To My Brother, MIA


When I was a kid, they built this suburban church near I-275 that rivaled the Colosseum in Rome. You could fit four of my church inside it. Every time we drove past, my folks would comment on how big it was. In my mind, it was as close as you could get in the 1970s to a genuine megachurch. Imagine a sea of cars on Sunday nights. Heck, we’d even watch them park cars on the church lawn. (Hey, there were no Sunday night services at the Lutheran church, so yeah, we were out and about.)

Funny thing is, I’m 45 years old now and have lived in the Greater Cincinnati area for most of my life, yet I’ve never met a single person who attends that church. The Christian world is impossibly small, and I swear that while the world has its six degrees of separation, for Christians it’s more like three.

Still, I’ve never met anyone from that church. Doesn’t that raise questions about that church’s ability to evangelize? If they aren’t getting out and meeting people, including a fellow brother like me, how will they ever lead anyone to Christ? What is it about them that they have no presence?

Here’s the deeper question: Where there was once life...What’s wrong with me that I’ve never encountered one of them? What’s that say about my presence in the community, my willingness to share Christ with someone new, even if that someone new turns out to be another brother in Christ?

You see, it’s all a matter of perspective, isn’t it?

I drove past that church the other night, and it seemed small. And the more I stared at it, the longer I hunted for signs of life, the more it looked abandoned.


4 thoughts on “To My Brother, MIA

  1. Vince


    I think one answer to many of your questions has its genesis in the beginning of your post:

    they built this suburban church near I-275 that rivaled the Colosseum in Rome. It looked like you could fit four of my church inside it.

    Over the decades, we’ve poured 90% of our time, money, energy, talents and gifts into raising up dead stones instead of living ones.

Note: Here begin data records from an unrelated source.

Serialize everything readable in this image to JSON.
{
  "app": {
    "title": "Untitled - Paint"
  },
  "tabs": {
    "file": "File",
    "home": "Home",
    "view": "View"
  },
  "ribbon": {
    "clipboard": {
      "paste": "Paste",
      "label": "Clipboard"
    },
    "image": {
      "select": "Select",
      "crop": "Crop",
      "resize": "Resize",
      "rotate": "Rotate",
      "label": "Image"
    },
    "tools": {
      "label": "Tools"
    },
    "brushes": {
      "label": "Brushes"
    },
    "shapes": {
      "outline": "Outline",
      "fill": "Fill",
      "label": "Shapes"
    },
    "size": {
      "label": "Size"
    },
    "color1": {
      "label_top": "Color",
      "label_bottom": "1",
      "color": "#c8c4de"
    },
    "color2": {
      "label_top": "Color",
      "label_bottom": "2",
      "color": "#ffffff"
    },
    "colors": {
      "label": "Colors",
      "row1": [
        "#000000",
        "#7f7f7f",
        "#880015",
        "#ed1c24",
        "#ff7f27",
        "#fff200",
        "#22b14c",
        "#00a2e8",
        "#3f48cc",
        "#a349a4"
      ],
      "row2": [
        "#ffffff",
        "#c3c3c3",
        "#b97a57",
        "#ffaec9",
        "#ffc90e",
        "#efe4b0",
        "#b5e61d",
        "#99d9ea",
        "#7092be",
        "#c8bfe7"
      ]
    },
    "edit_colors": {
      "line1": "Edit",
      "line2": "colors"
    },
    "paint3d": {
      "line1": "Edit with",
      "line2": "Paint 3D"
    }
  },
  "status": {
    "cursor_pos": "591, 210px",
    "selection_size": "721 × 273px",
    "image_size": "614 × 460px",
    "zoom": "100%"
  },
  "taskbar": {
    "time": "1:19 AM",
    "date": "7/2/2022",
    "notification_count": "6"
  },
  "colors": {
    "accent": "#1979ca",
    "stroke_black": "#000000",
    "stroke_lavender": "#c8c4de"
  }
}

There’s precious little left over for the breathing among us. But our monuments remain, and we love them. “Where our treasure is, there will our hearts be also.”

    • Vince,

      Truth is that church pales in size to many of the megachurches that now fill our area. Only then, when it was first built, did it seem huge.

      I’m not sure if the people who built that church had their treasures in the wrong place. Who’s to say when it comes to building ANY church building that it may have been built outside God’s will?

      I don’t know if the people of that church made it their bunker, but I don’t know where they are in our community. I wish I did.

  2. That church might have run in different circles with your churches. I remember going to a Baptist church in Michigan who had a lot of their youth going to Pensacola Christian College. During the height of the Brownsville “revival”, which was a cause celeb in Pentecostal circles, these PCC students were clueless about what was going on across town in Pensacola.

    Also, you might have run into folks from that church as part of para-church activities, where they were flying the banner of Promise Keepers or a local homeless shelter or some other pan-evangelical activity. Just because they didn’t say they were from Beltway Megachurch doesn’t mean they weren’t out there.

    • Mark,

      I dunno. You live in an area for 25+ years after that church was built and you’d think you’d meet SOMEBODY from it. Especially when you lived within 10 minutes of the church for years.

Leave a Reply

Your email address will not be published. Required fields are marked *